Background on Intel Core X-series CPU
Intel's enthusiast-class Core i7 and i9 processors represent the top-end of their consumer CPU line, and bridge the gap between the more mainstream chips and the Xeon server-grade models. These processors range from six to eighteen cores, with base clock speeds of 2.6 to 3.6GHz - and turbo boost speeds of 4GHz or more. The combination of high core counts with high clock frequencies allow these processors to excel at both single and multi-threaded workloads.
These processors were codenamed Skylake-X, when first announced, but Intel seems to have standardized on calling them Core X-series processors. There are also some Kaby Lake-X chips that share the same socket and are compatible with some of the same motherboards, but they have fewer memory channels and PCI-E lanes, so to avoid confusion and situations where lots of motherboard features are disabled we are not currently offering them.
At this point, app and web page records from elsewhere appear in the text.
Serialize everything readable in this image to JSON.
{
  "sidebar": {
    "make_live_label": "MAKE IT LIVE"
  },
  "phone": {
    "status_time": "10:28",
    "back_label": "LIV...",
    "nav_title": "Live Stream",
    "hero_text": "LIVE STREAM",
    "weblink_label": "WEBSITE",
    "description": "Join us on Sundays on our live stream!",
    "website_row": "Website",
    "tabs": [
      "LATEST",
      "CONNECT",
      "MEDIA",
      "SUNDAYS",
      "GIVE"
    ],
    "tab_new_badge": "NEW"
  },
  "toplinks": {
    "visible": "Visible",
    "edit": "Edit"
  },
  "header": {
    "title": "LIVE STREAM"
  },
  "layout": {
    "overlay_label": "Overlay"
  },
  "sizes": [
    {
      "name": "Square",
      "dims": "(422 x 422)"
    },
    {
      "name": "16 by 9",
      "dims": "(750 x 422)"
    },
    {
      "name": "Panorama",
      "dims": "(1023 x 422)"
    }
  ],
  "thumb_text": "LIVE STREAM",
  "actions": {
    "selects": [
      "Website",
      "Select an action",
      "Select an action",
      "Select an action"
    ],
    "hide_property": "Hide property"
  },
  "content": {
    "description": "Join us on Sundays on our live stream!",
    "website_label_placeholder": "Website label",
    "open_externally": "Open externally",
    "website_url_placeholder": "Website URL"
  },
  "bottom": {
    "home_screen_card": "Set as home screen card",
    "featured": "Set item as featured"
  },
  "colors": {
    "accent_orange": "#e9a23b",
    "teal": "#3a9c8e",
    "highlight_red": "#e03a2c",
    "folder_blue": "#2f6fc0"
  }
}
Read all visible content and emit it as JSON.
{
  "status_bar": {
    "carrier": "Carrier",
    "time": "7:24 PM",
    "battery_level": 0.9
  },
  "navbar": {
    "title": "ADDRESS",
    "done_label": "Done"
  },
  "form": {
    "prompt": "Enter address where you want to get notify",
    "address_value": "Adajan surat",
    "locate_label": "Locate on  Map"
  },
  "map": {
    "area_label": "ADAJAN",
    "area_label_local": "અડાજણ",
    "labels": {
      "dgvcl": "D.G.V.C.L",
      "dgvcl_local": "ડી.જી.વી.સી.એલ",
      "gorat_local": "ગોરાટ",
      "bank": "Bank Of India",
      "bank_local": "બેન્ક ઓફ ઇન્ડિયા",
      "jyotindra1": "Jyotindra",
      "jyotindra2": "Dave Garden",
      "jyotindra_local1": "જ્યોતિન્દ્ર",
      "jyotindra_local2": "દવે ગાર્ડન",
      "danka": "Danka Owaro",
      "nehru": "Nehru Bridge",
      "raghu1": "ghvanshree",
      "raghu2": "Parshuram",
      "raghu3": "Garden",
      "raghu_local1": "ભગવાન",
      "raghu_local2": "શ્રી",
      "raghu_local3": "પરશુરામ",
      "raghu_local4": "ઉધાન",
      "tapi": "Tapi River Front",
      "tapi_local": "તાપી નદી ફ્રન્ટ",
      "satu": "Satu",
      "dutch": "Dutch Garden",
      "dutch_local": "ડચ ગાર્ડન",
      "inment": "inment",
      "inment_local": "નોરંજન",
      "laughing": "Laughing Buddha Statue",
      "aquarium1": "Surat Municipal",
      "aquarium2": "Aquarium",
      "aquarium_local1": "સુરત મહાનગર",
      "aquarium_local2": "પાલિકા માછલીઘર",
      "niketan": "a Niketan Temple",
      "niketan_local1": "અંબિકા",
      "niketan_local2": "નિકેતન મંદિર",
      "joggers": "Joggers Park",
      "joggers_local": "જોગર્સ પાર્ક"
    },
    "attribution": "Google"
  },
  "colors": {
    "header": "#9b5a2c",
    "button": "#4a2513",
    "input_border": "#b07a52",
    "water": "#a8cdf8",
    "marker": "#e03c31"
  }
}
|Product Line||Core i9|
|Number of Cores||16|
|Clock Speed||2.80 GHz|
|Max. Turbo Boost||4.40 GHz|
|All-Core Turbo Boost||3.60 GHz|
|Thermal Output||165 W|
|Virtualization Technology (VT-x)||Yes|
|Virtualization Technology for Directed I/O (VT-d)||Yes|
|Trusted Execution Technology||No|
Configure a gaming PC with the Intel Core i9 7960X 2.8GHz Sixteen Core 22MB 165W.